DENVER – Ford Motor Company may have found a way to get dealers back fully stocked with F-150s and into the hands of the drivers.
Tim Jackson, CEO of the Colorado Automobile Dealers Association, says Ford has been engaging with dealers across the country about a new approach to addressing the chip shortage.
The automaker is considering shipping incomplete F-150s to dealer lots and having employees there install the missing components when they are available.
“We are ultimately excited about anything that brings the vehicles to us and our customers faster,” said Kevin Shaughnessy, vice president of operations for Phil Long Dealerships, on Tuesday.
But one major concern Jackson heard from his members concerns the unpredictable weather in Colorado.
“Hail can be a problem in Colorado during the summer. We lost a lot of inventory to hail,” said Jackson.

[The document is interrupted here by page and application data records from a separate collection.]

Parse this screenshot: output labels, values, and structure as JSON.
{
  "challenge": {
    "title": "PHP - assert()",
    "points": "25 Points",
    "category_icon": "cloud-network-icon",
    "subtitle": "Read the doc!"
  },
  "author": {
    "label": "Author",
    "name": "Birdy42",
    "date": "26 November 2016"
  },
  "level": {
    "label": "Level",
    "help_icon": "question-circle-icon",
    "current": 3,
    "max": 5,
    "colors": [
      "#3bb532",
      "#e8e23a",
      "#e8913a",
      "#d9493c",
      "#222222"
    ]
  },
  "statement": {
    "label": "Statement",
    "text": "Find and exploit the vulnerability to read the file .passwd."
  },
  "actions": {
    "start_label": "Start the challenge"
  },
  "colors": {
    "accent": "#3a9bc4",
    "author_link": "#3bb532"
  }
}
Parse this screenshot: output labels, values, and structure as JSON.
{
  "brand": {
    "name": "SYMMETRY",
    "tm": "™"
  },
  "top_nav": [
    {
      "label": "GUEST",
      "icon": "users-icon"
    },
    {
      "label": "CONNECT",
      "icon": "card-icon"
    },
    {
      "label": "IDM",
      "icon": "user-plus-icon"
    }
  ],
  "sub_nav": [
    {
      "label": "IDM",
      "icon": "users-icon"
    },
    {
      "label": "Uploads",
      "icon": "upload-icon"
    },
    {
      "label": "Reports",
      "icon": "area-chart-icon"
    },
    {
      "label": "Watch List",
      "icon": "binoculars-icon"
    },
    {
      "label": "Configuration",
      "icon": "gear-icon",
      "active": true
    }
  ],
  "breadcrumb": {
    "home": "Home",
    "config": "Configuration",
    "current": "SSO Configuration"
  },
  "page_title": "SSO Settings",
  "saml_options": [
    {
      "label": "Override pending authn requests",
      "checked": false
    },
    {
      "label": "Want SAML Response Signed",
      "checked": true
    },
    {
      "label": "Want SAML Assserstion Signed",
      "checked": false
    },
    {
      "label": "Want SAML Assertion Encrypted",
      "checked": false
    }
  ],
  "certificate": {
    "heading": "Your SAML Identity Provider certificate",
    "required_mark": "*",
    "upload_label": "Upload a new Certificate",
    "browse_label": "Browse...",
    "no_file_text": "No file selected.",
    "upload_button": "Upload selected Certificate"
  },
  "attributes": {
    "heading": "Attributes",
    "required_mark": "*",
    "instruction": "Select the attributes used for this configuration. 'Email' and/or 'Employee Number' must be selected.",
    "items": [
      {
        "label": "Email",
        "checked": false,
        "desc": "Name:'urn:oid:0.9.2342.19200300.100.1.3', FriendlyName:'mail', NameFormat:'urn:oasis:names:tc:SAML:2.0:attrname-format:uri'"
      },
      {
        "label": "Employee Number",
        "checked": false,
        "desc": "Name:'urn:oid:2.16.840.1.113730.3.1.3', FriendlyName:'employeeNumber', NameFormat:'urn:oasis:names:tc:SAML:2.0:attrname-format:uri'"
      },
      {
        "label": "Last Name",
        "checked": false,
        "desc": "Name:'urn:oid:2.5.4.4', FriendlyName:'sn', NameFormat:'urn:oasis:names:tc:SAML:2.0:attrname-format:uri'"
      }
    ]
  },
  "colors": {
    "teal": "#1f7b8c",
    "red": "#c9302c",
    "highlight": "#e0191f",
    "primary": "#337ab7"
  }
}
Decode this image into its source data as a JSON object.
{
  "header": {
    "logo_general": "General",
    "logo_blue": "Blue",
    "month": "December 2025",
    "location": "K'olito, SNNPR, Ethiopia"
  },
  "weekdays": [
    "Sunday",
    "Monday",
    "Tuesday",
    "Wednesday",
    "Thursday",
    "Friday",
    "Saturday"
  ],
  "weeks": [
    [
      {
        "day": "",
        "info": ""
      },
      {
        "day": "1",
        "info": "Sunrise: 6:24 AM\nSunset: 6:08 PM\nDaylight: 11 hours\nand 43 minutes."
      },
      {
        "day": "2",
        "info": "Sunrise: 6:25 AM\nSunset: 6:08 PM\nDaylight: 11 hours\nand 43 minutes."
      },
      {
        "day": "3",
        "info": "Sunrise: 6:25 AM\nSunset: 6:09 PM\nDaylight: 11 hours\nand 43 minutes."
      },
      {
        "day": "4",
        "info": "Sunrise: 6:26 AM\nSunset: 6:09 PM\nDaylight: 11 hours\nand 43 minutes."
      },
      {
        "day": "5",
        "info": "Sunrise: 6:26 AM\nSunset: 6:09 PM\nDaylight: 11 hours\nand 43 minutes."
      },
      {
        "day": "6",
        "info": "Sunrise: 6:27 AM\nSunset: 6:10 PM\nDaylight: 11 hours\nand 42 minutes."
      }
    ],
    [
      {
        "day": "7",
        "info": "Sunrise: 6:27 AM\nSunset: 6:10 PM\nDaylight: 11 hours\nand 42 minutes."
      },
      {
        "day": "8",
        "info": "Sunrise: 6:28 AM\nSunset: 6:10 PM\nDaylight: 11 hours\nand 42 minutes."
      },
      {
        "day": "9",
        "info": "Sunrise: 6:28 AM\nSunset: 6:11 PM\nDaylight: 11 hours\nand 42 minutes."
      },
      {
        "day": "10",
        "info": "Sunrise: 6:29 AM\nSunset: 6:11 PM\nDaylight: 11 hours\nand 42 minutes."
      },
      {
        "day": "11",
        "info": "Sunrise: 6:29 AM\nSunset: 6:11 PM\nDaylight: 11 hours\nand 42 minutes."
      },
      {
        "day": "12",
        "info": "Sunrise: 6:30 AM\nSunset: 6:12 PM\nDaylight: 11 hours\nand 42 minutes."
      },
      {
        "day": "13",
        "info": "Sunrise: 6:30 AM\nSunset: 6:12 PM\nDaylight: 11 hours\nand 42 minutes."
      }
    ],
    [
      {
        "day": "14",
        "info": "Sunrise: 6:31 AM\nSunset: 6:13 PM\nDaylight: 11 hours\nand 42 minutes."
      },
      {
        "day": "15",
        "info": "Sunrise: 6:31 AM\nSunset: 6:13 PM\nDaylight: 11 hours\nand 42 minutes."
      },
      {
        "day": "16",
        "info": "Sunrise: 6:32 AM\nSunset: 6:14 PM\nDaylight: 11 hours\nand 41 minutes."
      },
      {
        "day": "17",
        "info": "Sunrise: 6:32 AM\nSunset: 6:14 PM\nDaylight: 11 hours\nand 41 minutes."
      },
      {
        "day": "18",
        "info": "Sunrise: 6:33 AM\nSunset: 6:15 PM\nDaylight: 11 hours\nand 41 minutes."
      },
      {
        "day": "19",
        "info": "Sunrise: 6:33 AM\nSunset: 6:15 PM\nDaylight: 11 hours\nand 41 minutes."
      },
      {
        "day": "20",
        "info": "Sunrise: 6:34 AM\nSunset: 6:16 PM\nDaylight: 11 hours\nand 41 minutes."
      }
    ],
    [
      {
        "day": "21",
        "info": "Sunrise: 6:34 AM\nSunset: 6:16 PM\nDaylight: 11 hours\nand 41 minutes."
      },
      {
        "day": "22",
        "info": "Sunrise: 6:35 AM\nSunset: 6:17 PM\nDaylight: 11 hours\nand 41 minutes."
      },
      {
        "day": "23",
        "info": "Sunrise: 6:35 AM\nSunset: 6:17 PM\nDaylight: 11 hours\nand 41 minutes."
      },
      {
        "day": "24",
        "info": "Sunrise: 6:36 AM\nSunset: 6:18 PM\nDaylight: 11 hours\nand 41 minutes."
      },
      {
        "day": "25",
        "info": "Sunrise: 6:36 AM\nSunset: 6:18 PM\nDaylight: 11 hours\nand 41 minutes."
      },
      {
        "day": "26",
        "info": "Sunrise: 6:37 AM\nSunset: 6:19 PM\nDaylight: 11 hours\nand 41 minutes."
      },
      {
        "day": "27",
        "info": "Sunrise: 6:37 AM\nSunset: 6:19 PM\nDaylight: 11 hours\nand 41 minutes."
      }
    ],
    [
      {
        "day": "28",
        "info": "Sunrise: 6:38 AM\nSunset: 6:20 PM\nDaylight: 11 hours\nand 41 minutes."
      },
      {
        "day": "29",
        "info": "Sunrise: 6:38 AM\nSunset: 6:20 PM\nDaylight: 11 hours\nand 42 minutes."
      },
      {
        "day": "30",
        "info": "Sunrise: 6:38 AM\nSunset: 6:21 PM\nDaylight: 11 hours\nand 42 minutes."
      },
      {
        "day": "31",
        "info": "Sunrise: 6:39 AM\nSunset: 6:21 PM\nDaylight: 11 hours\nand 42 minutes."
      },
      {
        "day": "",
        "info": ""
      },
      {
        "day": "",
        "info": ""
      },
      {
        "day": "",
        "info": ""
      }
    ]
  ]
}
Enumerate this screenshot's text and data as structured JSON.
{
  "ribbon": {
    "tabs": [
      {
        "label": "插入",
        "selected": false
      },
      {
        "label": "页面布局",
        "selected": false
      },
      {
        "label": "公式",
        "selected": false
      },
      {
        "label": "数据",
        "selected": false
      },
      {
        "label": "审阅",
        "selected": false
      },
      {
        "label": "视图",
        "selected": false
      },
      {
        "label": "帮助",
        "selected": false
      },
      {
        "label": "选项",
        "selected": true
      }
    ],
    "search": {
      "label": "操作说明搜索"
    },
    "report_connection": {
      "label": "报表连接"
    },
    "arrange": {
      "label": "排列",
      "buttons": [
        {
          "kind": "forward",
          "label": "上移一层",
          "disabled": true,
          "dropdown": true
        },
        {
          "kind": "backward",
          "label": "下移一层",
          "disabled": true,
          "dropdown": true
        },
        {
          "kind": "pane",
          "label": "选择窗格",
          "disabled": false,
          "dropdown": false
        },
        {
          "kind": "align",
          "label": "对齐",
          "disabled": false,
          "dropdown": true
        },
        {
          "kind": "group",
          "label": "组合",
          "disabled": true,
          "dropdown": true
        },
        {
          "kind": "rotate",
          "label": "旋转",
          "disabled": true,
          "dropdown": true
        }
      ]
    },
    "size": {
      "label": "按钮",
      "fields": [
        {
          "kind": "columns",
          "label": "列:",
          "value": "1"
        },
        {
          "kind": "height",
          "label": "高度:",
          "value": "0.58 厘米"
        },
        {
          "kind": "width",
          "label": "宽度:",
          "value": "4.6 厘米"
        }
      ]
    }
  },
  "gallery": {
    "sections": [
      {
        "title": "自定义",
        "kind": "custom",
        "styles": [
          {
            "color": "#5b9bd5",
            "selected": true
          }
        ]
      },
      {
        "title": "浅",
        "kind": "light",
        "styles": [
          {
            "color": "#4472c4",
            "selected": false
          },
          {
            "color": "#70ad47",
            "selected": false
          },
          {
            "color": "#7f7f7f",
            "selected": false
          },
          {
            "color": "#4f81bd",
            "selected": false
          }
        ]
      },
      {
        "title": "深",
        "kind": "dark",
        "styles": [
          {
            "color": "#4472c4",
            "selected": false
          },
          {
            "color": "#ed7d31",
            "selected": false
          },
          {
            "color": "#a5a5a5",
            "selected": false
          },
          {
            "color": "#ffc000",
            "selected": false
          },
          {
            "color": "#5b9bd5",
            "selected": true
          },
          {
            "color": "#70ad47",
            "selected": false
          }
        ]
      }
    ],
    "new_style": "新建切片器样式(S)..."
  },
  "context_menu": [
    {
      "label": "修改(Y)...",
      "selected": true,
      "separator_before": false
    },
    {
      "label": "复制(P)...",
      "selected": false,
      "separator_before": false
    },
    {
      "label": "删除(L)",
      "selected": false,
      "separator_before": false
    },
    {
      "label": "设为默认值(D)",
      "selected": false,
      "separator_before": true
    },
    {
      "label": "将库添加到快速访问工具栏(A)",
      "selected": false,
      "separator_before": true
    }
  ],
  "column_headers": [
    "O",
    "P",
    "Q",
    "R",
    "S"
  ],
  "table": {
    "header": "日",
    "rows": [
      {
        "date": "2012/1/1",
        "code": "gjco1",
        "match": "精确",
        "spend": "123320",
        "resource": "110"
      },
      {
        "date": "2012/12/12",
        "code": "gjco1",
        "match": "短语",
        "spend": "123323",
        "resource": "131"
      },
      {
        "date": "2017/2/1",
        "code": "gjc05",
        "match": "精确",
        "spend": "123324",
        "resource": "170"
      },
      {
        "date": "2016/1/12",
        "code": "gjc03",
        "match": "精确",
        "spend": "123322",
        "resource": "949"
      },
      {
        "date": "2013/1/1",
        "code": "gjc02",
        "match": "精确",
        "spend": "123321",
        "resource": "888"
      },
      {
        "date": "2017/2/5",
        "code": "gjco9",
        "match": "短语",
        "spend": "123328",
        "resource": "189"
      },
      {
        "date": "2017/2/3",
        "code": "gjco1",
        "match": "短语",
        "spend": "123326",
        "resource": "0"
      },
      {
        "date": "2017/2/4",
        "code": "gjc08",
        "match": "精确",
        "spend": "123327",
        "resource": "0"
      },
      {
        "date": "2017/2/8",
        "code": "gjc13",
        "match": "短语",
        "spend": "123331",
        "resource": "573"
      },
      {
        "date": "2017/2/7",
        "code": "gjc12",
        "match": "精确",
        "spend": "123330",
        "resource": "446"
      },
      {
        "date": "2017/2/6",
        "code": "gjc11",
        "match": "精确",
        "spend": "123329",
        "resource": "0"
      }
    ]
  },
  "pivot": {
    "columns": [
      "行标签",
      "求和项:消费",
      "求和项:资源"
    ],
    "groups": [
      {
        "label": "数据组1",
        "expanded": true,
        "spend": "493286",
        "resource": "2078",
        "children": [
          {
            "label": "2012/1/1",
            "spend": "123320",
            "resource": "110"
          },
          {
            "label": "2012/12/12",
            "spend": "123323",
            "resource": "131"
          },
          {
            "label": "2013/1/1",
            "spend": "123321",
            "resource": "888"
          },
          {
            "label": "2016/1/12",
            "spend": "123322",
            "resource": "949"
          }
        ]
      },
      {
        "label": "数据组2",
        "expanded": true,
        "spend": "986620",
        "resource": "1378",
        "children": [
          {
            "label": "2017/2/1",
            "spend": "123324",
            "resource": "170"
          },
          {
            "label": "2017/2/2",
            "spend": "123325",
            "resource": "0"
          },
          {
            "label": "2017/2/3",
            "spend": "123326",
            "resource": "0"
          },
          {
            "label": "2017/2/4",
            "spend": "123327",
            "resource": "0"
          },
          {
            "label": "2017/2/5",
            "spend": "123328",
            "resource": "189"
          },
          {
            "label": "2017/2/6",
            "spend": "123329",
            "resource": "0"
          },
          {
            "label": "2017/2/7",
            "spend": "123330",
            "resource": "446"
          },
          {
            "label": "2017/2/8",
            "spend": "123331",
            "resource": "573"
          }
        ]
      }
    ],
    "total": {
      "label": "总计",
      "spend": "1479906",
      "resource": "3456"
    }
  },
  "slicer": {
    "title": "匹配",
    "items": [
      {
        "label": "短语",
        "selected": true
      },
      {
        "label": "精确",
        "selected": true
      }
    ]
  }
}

Some owners fear they will have to pay the bill for the damage these incomplete trucks cause while parking in their parking lots.
“No skin off Ford’s back because Ford has to insure them [trucks] where they are now. We just have to get them insured while they’re in the dealer’s parking lot, waiting for the chips and everything else to get the vehicles ready, “Jackson said.
The plan is still under review, Shaughnessy says, and Ford is considering everything before making a final decision.
“The fact that certain areas of the country could be at greater weather risk may affect your final decision on whether or not to ship these vehicles,” he said.
If Ford goes through with the plan, Jackson says Ford dealerships in Colorado may not accept the new trucks until the insurance issue is resolved.
Denver7 contacted Ford Motor Company regarding the plan under consideration but received no response.